Amy Stender is 31 years old, but when it comes to reading, she prefers to embrace her inner child, choosing books written for kids half her age. She explains, "The story and the themes behind it are very adult and universal. They are very simplistic but yet very complex, all at the same time."
She's not alone. A study found 55% of buyers of young adult books are over the age of 18.
Shannon Peterson is President of the Young Adult Library Services Association. She explains, "I used to talk a lot more with teens about teen books and now I'm sort of talking to everyone about teen books."
Gateway books like Harry Potter, Twilight, and The Hunger Games first gave adult readers permission to browse the kids section--and they haven't left since.
"I think it's awesome. I think there's amazing, amazing books out there for readers as young as eight and I think it's wonderful that more adults are seeing that and appreciating that," Peterson says.
Literary agent Kristin Nelson sees this as part of a larger trend today--the blurring of the lines between what appeals to adults versus kids. "I can listen to the same music that my teenage nieces and nephews listen to. There are adults who play videogames. There's less of a distinction between, oh this is only for adult readers and this is only for kids."
Many big name adult authors have also gotten in the game--including John Grisham and David Baldacci. Peterson adds, "This is a hugely growing field, as we know, but also very competitive. So the quality of literature that's being published as young adult titles is, is pretty phenomenal."
But with so many adults picking up kids books, is there a concern that authors will start slipping in adult themes?
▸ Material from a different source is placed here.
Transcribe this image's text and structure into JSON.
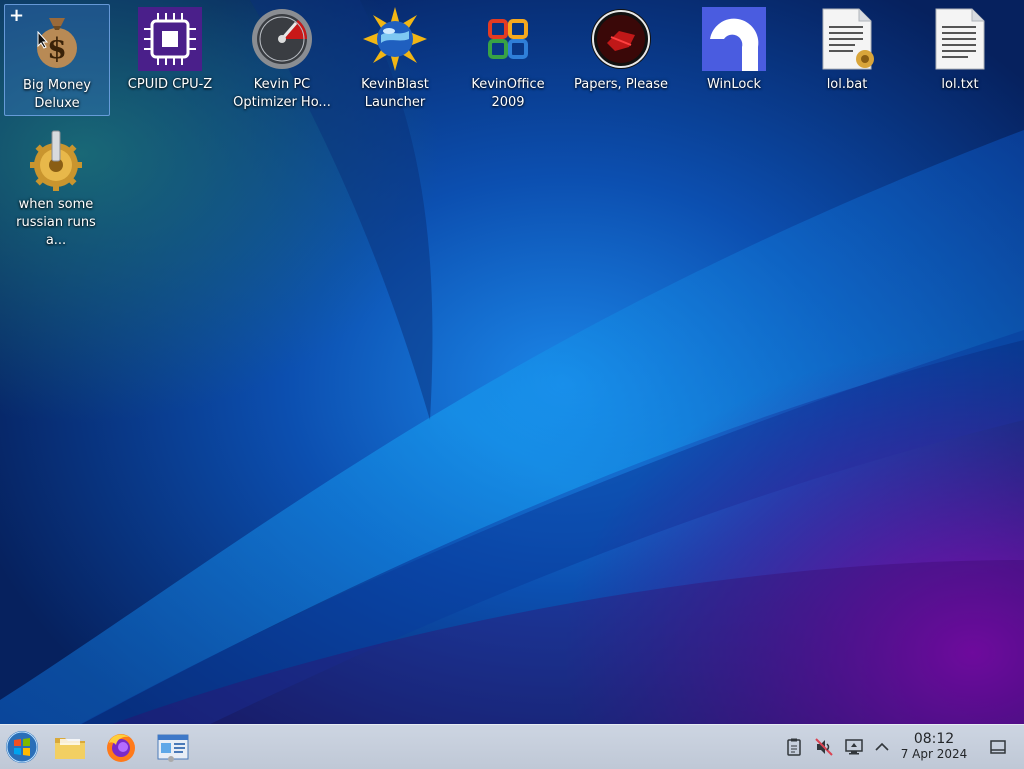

Nelson doesn't think so. "They shouldn't be writing with that audience in mind, because their true audience are the young readers and that's the only people they need to satisfy with their stories."
More evidence of the blurring of the lines between entertainment for adults and kids--some books written for adults now have special appeal to teens as well.